## ## Call: ## glm(formula = y ~ ., family = binomial, data = df_rep) ## ## Deviance Residuals: ## Min 1Q Median 3Q Max ## -1.196 -1.175 -1.161 1.180 1.201 ## ## Coefficients: ## Estimate Std. Error z value Pr(>|z|) ## (Intercept) -0.006073 0.002000 -3.036 0.002395 ** ## x1 -0.006526 0.001995 -3.271 0.001073 ** ## x2 -0.007356 0.001995 -3.686 0.000228 *** ## x3 -0.006816 0.001998 -3.411 0.000646 *** ## --- ## Signif. codes: 0 '***' 0.001 '**' 0.01 '*' 0.05 '.' 0.1 ' ' 1 ## ## (Dispersion parameter for binomial family taken to be 1) ## ## Null deviance: 1386285 on 999999 degrees of freedom ## Residual deviance: 1386249 on 999996 degrees of freedom ## AIC: 1386257 ## ## Number of Fisher Scoring iterations: 3
Ouch! The model now claims that all the variables are highly significant. However, do note that the coefficients are not altered at all in this case, so as long as the p-values are not used for anything, we are fine. In this case however, the data analyst wanted to use the p-values for variable selection and to provide insight to business decisions, which is very unfortunate.

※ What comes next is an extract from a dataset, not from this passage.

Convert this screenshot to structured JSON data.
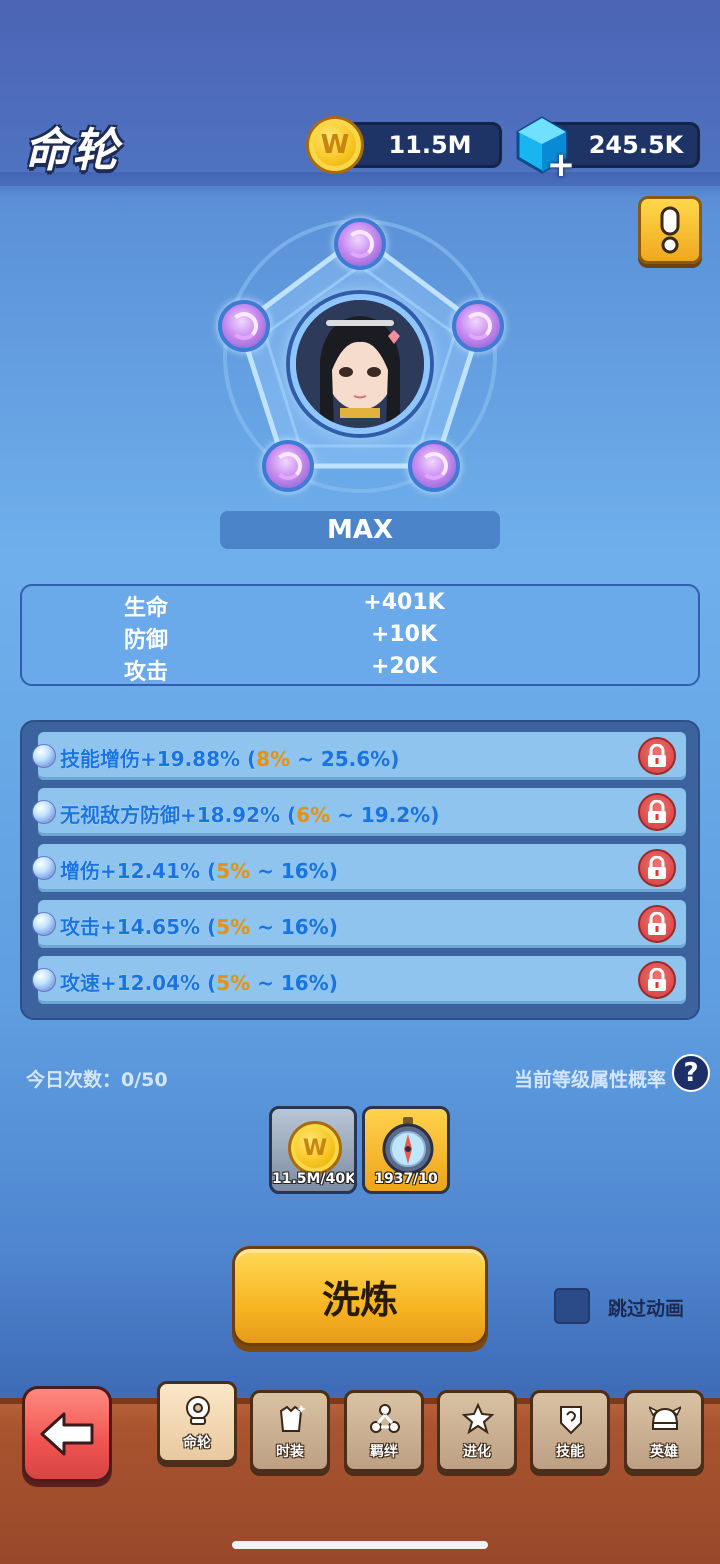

Note: This happens due to underestimating the standard errors of the estimates. Each observation in the data is replicated 10 times, making every small, random finding in the model in either direction appear more robust.
Now this is a bit of an odd case, but there are lots of other issues which might lead to p-values that should not be trusted, for example:
In conclusion, be careful around these p-values!
3. Underestimating the power of visualization
Another common mistake, which I certainly have done myself, is to underestimate how important visualization is.
While we all would like to believe that the only thing we need to create good models is to see the data flash by our eyes in binary code, Matrix-style, this is not really how our cognitive abilities function.
Visualizing your data may help you:
- Detect errors in your data sets, e.g. by detecting unnatural spikes in the histogram of a variable
- Transform your data in a manner that is more suitable for modelling, e.g. log-transformation.
- Result in the discovery of a new interaction variable or other hand-crafted features.
Hence, you should always visualize your data before and during the modelling phase. If you wait until it’s time to document your model, you might be in for a surprise. Hadley Wickham’s “tidy workflow” chart is an excellent guideline here, see: https://r4ds.had.co.nz/explore-intro.html.
4. Spending too much time choosing which ML-algorithm to use
I have seen a few cases where a data scientist has tested an excessive amount of algorithms in order to solve a fairly simple problem.
In my experience, and the results from various ML-competitions on Kaggle back this up, you can follow some very simple rules for algorithm selection:
- If your data is structured and reasonably large, use xgboost or similar (possibly an ensemble).
- If you have very little data or need a completely transparent model, use glm/glmnet/lm.
- If your data is unstructured, the choice becomes considerably harder - but use a suitable variation of deep learning (CNN/LSTM/GAN etc)
(disclaimer: this is of course very simplified)
Even though most books on Machine Learning spend a lot of time on older algorithms such as KNN and SVM, these algorithms are really a bit outdated and rarely turn out as the best. Hence, using time testing these algorithms is most often a waste of time, in my opinion. If anyone can prove me wrong, I would love to hear an example, though!
Either way, in most real world problems, proper feature-engineering and data preparation is more important than model selection. It doesn’t really matter which algorithm you choose if you feed it with horrible data.